### YOUR ASSIGNMENT
Search the records that follow and extract every line containing the string "SABO".

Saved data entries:
....................
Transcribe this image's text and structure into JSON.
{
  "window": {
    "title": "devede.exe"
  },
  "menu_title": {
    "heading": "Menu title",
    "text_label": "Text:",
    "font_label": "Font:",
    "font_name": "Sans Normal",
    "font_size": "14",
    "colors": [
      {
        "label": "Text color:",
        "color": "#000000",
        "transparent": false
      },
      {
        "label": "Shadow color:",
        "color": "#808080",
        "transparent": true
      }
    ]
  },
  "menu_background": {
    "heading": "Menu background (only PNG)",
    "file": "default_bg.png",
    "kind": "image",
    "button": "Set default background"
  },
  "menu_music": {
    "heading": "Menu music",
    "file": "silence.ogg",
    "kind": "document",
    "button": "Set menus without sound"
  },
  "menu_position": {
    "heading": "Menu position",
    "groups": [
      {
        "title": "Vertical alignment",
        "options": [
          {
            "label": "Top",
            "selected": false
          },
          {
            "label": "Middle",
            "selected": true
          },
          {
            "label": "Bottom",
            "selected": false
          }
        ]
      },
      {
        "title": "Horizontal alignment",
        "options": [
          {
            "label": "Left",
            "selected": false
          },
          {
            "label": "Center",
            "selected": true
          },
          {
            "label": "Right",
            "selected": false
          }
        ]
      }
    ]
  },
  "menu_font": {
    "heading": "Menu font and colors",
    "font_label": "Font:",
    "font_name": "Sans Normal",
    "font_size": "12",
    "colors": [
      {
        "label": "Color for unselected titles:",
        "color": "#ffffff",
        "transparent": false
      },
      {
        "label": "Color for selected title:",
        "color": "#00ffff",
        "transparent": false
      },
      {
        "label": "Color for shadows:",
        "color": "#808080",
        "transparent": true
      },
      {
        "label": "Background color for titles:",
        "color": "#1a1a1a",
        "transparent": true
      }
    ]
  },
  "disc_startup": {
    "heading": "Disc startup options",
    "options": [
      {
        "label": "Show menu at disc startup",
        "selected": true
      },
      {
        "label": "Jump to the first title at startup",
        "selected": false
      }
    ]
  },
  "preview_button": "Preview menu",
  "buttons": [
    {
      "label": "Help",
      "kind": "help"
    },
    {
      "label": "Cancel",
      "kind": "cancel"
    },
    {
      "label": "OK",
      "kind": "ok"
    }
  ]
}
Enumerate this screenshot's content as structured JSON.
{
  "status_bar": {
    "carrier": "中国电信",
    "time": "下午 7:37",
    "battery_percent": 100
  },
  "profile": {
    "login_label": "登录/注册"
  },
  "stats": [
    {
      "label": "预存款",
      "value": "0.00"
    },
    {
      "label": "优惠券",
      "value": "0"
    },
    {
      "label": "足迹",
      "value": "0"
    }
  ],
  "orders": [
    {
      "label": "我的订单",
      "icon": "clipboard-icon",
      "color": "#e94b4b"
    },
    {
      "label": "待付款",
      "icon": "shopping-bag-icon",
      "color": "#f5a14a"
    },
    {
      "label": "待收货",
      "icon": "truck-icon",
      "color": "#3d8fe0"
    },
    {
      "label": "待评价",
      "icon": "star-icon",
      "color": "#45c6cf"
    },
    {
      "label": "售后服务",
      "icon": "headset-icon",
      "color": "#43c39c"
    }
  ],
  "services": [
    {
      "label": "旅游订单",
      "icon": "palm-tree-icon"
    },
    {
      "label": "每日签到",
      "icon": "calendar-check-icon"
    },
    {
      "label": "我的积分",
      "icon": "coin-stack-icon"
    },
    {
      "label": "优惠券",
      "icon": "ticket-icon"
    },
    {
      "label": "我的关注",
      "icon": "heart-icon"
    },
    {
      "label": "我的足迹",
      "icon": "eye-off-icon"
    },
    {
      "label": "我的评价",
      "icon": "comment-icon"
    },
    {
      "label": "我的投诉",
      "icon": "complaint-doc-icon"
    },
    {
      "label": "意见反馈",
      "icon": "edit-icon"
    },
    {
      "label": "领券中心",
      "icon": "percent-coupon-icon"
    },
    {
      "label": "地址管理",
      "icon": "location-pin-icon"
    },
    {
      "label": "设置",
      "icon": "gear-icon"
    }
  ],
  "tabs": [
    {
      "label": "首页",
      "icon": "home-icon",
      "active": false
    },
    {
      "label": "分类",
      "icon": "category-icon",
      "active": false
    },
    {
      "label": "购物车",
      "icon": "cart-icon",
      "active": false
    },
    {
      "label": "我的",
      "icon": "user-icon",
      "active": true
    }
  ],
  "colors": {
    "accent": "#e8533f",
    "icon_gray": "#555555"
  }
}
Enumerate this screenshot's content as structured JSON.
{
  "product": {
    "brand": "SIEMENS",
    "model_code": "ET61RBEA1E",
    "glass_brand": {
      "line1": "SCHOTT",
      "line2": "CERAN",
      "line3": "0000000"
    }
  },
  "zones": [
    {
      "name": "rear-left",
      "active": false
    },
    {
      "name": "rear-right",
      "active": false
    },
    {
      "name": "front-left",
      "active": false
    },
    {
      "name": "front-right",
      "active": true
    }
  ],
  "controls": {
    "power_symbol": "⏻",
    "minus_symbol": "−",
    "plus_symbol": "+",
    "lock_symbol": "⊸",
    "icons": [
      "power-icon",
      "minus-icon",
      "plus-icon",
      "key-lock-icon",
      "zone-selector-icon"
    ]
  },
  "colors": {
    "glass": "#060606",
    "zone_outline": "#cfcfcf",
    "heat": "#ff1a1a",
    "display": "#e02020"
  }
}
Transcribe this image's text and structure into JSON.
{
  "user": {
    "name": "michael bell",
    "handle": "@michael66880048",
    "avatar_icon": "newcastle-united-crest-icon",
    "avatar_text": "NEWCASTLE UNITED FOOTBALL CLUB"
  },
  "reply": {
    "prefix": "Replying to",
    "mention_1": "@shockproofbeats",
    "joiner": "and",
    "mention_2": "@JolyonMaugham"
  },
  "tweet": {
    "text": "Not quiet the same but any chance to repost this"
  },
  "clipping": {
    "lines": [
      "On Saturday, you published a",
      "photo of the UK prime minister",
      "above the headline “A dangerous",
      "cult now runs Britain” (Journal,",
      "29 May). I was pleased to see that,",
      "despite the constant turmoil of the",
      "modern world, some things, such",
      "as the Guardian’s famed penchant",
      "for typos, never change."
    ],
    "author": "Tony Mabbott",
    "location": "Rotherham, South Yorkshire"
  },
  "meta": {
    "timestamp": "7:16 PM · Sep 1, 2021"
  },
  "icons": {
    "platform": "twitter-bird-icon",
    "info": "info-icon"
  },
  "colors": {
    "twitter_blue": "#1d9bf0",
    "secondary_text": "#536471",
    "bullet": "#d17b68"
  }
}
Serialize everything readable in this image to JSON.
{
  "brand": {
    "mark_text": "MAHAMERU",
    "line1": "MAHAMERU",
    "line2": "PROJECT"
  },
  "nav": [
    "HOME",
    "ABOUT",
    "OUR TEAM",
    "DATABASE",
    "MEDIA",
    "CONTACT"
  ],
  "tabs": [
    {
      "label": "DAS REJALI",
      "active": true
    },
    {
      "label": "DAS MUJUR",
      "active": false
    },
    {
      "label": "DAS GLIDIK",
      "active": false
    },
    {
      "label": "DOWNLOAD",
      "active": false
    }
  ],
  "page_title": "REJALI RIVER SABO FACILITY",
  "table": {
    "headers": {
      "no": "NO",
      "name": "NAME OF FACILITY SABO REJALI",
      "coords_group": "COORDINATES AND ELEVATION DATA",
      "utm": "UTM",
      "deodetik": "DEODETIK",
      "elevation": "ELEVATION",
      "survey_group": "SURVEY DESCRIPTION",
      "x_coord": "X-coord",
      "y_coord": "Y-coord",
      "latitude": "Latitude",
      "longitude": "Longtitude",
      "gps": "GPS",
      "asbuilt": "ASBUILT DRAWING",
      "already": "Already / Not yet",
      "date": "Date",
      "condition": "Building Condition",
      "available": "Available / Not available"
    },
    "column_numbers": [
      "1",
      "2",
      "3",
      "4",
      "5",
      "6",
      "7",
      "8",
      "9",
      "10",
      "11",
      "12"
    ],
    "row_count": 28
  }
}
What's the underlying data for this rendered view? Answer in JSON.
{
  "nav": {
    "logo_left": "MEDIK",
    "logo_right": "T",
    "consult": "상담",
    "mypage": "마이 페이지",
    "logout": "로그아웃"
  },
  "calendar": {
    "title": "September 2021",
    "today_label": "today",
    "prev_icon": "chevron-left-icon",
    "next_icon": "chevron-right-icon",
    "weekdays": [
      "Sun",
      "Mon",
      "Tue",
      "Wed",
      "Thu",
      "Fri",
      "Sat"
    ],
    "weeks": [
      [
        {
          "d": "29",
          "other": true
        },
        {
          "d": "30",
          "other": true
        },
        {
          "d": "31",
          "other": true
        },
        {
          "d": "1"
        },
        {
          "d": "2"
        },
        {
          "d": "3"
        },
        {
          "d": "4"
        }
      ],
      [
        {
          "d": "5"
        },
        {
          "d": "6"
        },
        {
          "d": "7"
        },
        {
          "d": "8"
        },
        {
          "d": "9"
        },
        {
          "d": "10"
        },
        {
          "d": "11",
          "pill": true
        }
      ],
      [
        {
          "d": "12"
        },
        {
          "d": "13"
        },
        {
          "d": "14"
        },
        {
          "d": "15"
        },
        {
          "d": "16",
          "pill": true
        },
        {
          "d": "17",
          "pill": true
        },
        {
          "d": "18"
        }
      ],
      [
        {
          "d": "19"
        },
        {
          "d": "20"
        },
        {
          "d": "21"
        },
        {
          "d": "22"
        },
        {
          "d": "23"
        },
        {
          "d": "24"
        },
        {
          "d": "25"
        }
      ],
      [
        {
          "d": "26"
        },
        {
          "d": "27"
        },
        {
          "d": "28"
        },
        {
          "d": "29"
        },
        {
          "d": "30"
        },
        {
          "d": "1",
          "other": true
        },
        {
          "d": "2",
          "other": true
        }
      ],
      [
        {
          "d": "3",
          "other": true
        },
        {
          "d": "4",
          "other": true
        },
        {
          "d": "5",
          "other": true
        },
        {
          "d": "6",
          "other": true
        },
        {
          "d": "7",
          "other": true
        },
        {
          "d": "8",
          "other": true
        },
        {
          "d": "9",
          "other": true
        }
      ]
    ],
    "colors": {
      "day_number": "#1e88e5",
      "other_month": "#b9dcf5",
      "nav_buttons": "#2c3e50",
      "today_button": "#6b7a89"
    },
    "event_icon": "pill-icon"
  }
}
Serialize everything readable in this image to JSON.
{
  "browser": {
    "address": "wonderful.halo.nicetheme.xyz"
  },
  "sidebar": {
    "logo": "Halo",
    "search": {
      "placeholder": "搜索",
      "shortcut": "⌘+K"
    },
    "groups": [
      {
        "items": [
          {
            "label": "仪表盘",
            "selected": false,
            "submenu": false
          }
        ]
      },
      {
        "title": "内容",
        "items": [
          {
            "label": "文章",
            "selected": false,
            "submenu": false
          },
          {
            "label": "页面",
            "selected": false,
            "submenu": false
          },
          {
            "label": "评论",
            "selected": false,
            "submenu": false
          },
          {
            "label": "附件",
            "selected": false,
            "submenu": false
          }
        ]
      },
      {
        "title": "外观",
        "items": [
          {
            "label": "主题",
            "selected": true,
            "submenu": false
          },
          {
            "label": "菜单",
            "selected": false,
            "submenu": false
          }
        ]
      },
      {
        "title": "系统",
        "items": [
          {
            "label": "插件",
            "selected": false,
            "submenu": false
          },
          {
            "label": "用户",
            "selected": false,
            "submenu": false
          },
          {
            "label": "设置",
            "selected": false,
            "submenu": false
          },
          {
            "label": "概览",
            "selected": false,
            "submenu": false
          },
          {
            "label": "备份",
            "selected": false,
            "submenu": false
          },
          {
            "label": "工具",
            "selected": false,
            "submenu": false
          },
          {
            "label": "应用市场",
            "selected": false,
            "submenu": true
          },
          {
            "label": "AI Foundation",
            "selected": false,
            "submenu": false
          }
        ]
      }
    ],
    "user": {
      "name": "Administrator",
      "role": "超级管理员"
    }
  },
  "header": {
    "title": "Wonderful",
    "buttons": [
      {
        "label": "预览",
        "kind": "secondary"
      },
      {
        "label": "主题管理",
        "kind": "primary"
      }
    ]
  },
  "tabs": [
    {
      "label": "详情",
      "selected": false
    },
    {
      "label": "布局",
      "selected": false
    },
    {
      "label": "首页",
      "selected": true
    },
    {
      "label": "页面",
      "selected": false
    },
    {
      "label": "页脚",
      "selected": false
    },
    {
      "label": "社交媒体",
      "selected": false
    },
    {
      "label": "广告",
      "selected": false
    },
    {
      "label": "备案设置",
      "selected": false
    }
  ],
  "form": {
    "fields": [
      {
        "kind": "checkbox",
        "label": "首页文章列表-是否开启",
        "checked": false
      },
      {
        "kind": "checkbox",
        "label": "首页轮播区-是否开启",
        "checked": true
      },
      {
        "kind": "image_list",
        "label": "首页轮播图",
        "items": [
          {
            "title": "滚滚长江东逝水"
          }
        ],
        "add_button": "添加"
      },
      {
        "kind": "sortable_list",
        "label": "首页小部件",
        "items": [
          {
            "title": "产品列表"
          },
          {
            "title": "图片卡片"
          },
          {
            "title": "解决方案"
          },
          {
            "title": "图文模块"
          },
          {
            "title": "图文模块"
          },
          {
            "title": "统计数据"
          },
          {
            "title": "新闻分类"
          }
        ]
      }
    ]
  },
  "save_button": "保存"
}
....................
### ANSWER BELOW
  "page_title": "REJALI RIVER SABO FACILITY",
      "name": "NAME OF FACILITY SABO REJALI",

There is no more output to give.